## What is needed
Every line of the material below that contains the string "SEÇİN" must appear in the answer.

++++ Material for this exercise ++++

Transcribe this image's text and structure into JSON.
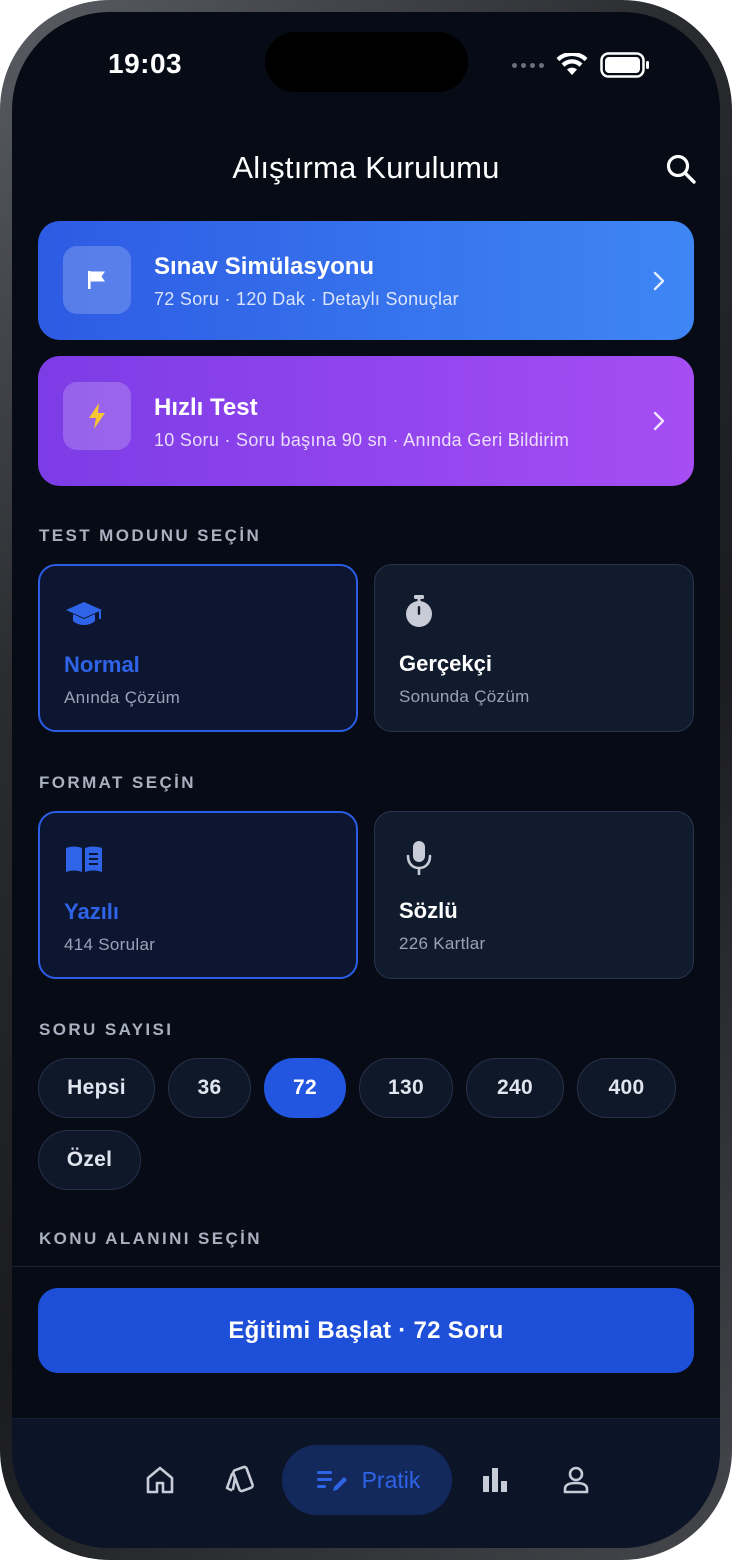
{
  "status_bar": {
    "time": "19:03"
  },
  "header": {
    "title": "Alıştırma Kurulumu",
    "search_icon": "search-icon"
  },
  "promos": {
    "exam": {
      "title": "Sınav Simülasyonu",
      "subtitle": "72 Soru · 120 Dak · Detaylı Sonuçlar",
      "icon": "flag-icon"
    },
    "quick": {
      "title": "Hızlı Test",
      "subtitle": "10 Soru · Soru başına 90 sn · Anında Geri Bildirim",
      "icon": "lightning-icon"
    }
  },
  "test_mode": {
    "label": "TEST MODUNU SEÇİN",
    "options": [
      {
        "title": "Normal",
        "subtitle": "Anında Çözüm",
        "icon": "graduation-cap-icon",
        "selected": true
      },
      {
        "title": "Gerçekçi",
        "subtitle": "Sonunda Çözüm",
        "icon": "stopwatch-icon",
        "selected": false
      }
    ]
  },
  "format": {
    "label": "FORMAT SEÇİN",
    "options": [
      {
        "title": "Yazılı",
        "subtitle": "414 Sorular",
        "icon": "book-icon",
        "selected": true
      },
      {
        "title": "Sözlü",
        "subtitle": "226 Kartlar",
        "icon": "microphone-icon",
        "selected": false
      }
    ]
  },
  "question_count": {
    "label": "SORU SAYISI",
    "chips": [
      "Hepsi",
      "36",
      "72",
      "130",
      "240",
      "400",
      "Özel"
    ],
    "selected": "72"
  },
  "topic": {
    "label": "KONU ALANINI SEÇİN"
  },
  "cta": {
    "label": "Eğitimi Başlat · 72 Soru"
  },
  "tabbar": {
    "tabs": [
      {
        "icon": "home-icon"
      },
      {
        "icon": "cards-icon"
      },
      {
        "icon": "practice-icon",
        "label": "Pratik",
        "active": true
      },
      {
        "icon": "bar-chart-icon"
      },
      {
        "icon": "profile-icon"
      }
    ]
  },
  "colors": {
    "background": "#070b16",
    "accent": "#2256e0",
    "exam_gradient": [
      "#2d5be3",
      "#3f86f5"
    ],
    "quick_gradient": [
      "#7c3ce6",
      "#a64df4"
    ]
  }
}
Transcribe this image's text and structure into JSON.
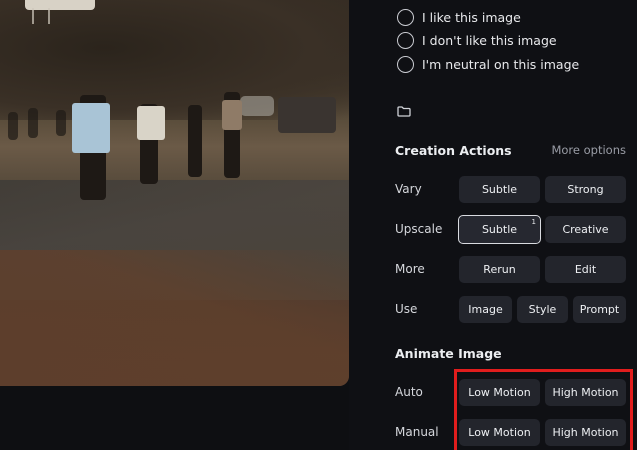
{
  "feedback": {
    "like": "I like this image",
    "dislike": "I don't like this image",
    "neutral": "I'm neutral on this image"
  },
  "creation": {
    "title": "Creation Actions",
    "more_options": "More options",
    "vary": {
      "label": "Vary",
      "subtle": "Subtle",
      "strong": "Strong"
    },
    "upscale": {
      "label": "Upscale",
      "subtle": "Subtle",
      "subtle_badge": "1",
      "creative": "Creative"
    },
    "more": {
      "label": "More",
      "rerun": "Rerun",
      "edit": "Edit"
    },
    "use": {
      "label": "Use",
      "image": "Image",
      "style": "Style",
      "prompt": "Prompt"
    }
  },
  "animate": {
    "title": "Animate Image",
    "auto": {
      "label": "Auto",
      "low": "Low Motion",
      "high": "High Motion"
    },
    "manual": {
      "label": "Manual",
      "low": "Low Motion",
      "high": "High Motion"
    }
  },
  "colors": {
    "highlight": "#e11d1d",
    "panel_bg": "#0f1014",
    "button_bg": "#23252c"
  },
  "icons": {
    "folder": "folder-icon"
  }
}
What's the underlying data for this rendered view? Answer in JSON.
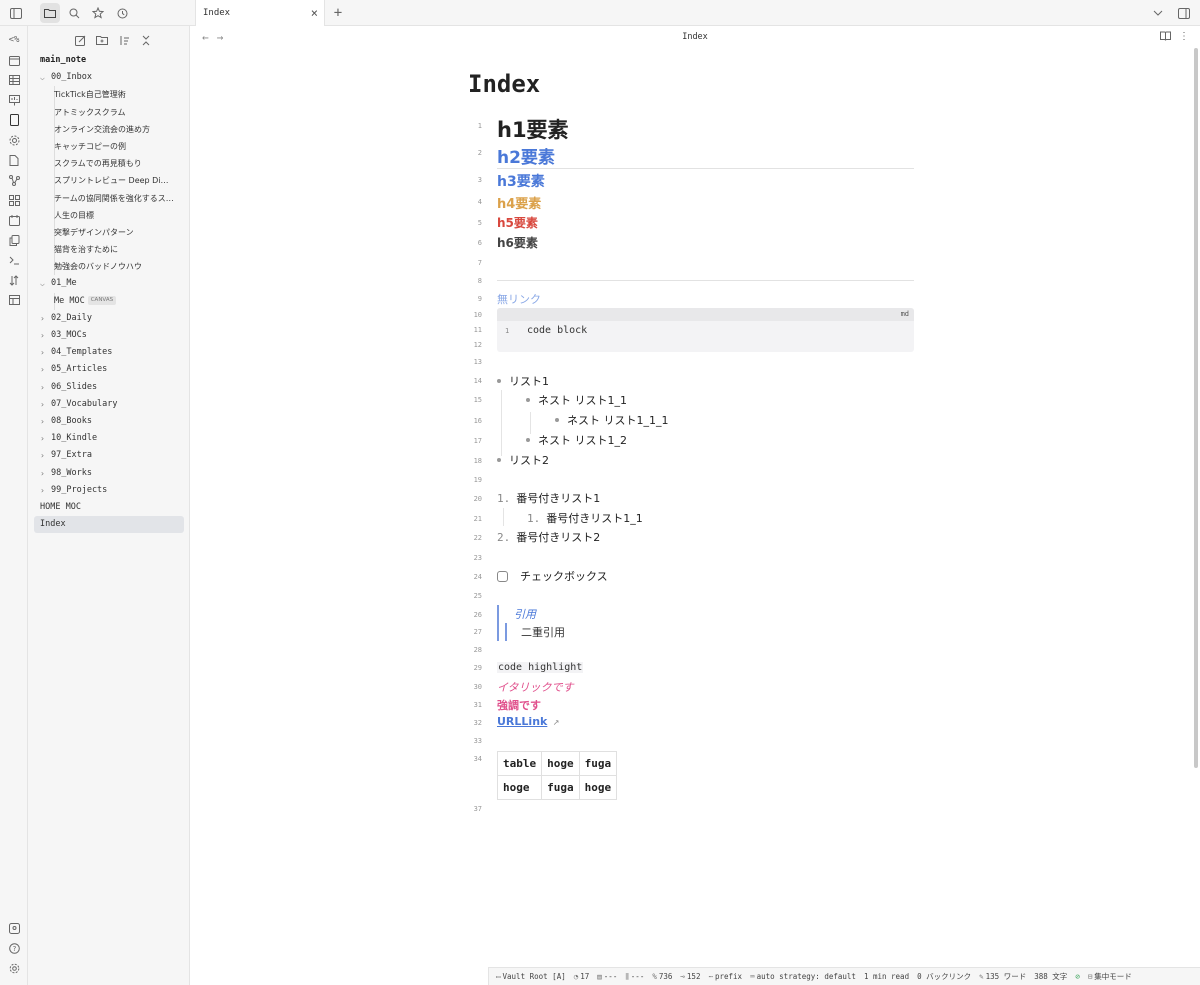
{
  "tab": {
    "title": "Index",
    "close": "×",
    "new": "+"
  },
  "topbar": {
    "left_icons": [
      "sidebar-toggle-icon",
      "files-icon",
      "search-icon",
      "bookmark-star-icon",
      "recent-clock-icon"
    ],
    "right_icons": [
      "chevron-down-icon",
      "right-sidebar-icon"
    ]
  },
  "ribbon": {
    "top_label": "<%",
    "icons": [
      "calendar-icon",
      "table-icon",
      "presentation-icon",
      "phone-icon",
      "gear-outline-icon",
      "file-sync-icon",
      "graph-icon",
      "dashboard-icon",
      "calendar-grid-icon",
      "copy-icon",
      "terminal-icon",
      "sort-icon",
      "layout-icon"
    ],
    "bottom_icons": [
      "vault-icon",
      "help-icon",
      "settings-icon"
    ]
  },
  "sidebar": {
    "actions": [
      "new-note-icon",
      "new-folder-icon",
      "sort-order-icon",
      "collapse-all-icon"
    ],
    "vault_name": "main_note",
    "inbox": {
      "name": "00_Inbox",
      "items": [
        "TickTick自己管理術",
        "アトミックスクラム",
        "オンライン交流会の進め方",
        "キャッチコピーの例",
        "スクラムでの再見積もり",
        "スプリントレビュー Deep Di…",
        "チームの協同関係を強化するス…",
        "人生の目標",
        "突撃デザインパターン",
        "猫背を治すために",
        "勉強会のバッドノウハウ"
      ]
    },
    "me": {
      "name": "01_Me",
      "items": [
        {
          "label": "Me MOC",
          "badge": "CANVAS"
        }
      ]
    },
    "folders": [
      "02_Daily",
      "03_MOCs",
      "04_Templates",
      "05_Articles",
      "06_Slides",
      "07_Vocabulary",
      "08_Books",
      "10_Kindle",
      "97_Extra",
      "98_Works",
      "99_Projects"
    ],
    "root_files": [
      "HOME MOC",
      "Index"
    ],
    "active_file": "Index"
  },
  "view": {
    "title": "Index",
    "back": "←",
    "forward": "→"
  },
  "doc": {
    "title": "Index",
    "line_numbers": [
      "1",
      "2",
      "3",
      "4",
      "5",
      "6",
      "7",
      "8",
      "9",
      "10",
      "11",
      "12",
      "13",
      "14",
      "15",
      "16",
      "17",
      "18",
      "19",
      "20",
      "21",
      "22",
      "23",
      "24",
      "25",
      "26",
      "27",
      "28",
      "29",
      "30",
      "31",
      "32",
      "33",
      "34",
      "37"
    ],
    "h1": "h1要素",
    "h2": "h2要素",
    "h3": "h3要素",
    "h4": "h4要素",
    "h5": "h5要素",
    "h6": "h6要素",
    "broken_link": "無リンク",
    "code_lang": "md",
    "code_line_num": "1",
    "code_text": "code block",
    "list": [
      "リスト1",
      "ネスト リスト1_1",
      "ネスト リスト1_1_1",
      "ネスト リスト1_2",
      "リスト2"
    ],
    "ordered": [
      {
        "num": "1.",
        "text": "番号付きリスト1"
      },
      {
        "num": "1.",
        "text": "番号付きリスト1_1"
      },
      {
        "num": "2.",
        "text": "番号付きリスト2"
      }
    ],
    "checkbox_label": "チェックボックス",
    "quote": "引用",
    "nested_quote": "二重引用",
    "inline_code": "code highlight",
    "italic": "イタリックです",
    "bold": "強調です",
    "url_link": "URLLink",
    "url_link_icon": "↗",
    "table": [
      [
        "table",
        "hoge",
        "fuga"
      ],
      [
        "hoge",
        "fuga",
        "hoge"
      ]
    ]
  },
  "statusbar": {
    "vault": "Vault Root [A]",
    "a": "17",
    "b": "---",
    "c": "---",
    "d": "736",
    "e": "152",
    "prefix": "prefix",
    "auto": "auto strategy: default",
    "read": "1 min read",
    "backlinks": "0 バックリンク",
    "words": "135 ワード",
    "chars": "388 文字",
    "focus": "集中モード"
  }
}
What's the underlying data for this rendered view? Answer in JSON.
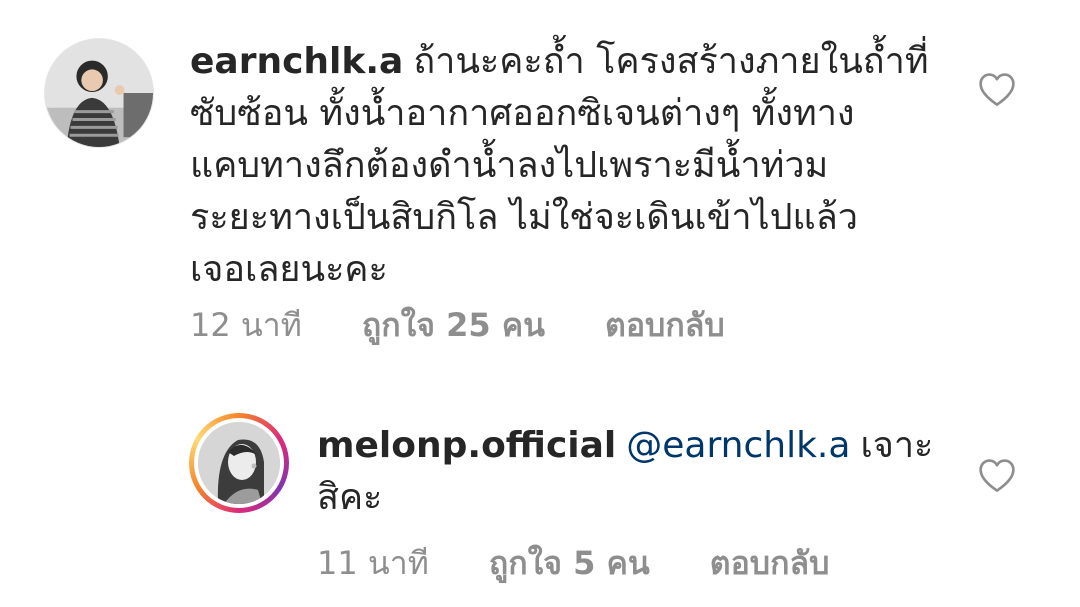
{
  "comments": [
    {
      "username": "earnchlk.a",
      "lines": [
        "ถ้านะคะถ้ำ โครงสร้างภายในถ้ำที่",
        "ซับซ้อน ทั้งน้ำอากาศออกซิเจนต่างๆ ทั้งทาง",
        "แคบทางลึกต้องดำน้ำลงไปเพราะมีน้ำท่วม",
        "ระยะทางเป็นสิบกิโล ไม่ใช่จะเดินเข้าไปแล้ว",
        "เจอเลยนะคะ"
      ],
      "time": "12 นาที",
      "likes": "ถูกใจ 25 คน",
      "reply": "ตอบกลับ",
      "like_icon": "heart-outline-icon"
    },
    {
      "username": "melonp.official",
      "mention": "@earnchlk.a",
      "lines": [
        "เจาะ",
        "สิคะ"
      ],
      "time": "11 นาที",
      "likes": "ถูกใจ 5 คน",
      "reply": "ตอบกลับ",
      "like_icon": "heart-outline-icon"
    }
  ],
  "colors": {
    "text": "#262626",
    "meta": "#8e8e8e",
    "mention": "#00376b",
    "story_ring": [
      "#f58529",
      "#dd2a7b",
      "#8134af",
      "#feda77"
    ]
  }
}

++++

## Final answer
    "label": "TEST MODUNU SEÇİN",
    "label": "FORMAT SEÇİN",
    "label": "KONU ALANINI SEÇİN"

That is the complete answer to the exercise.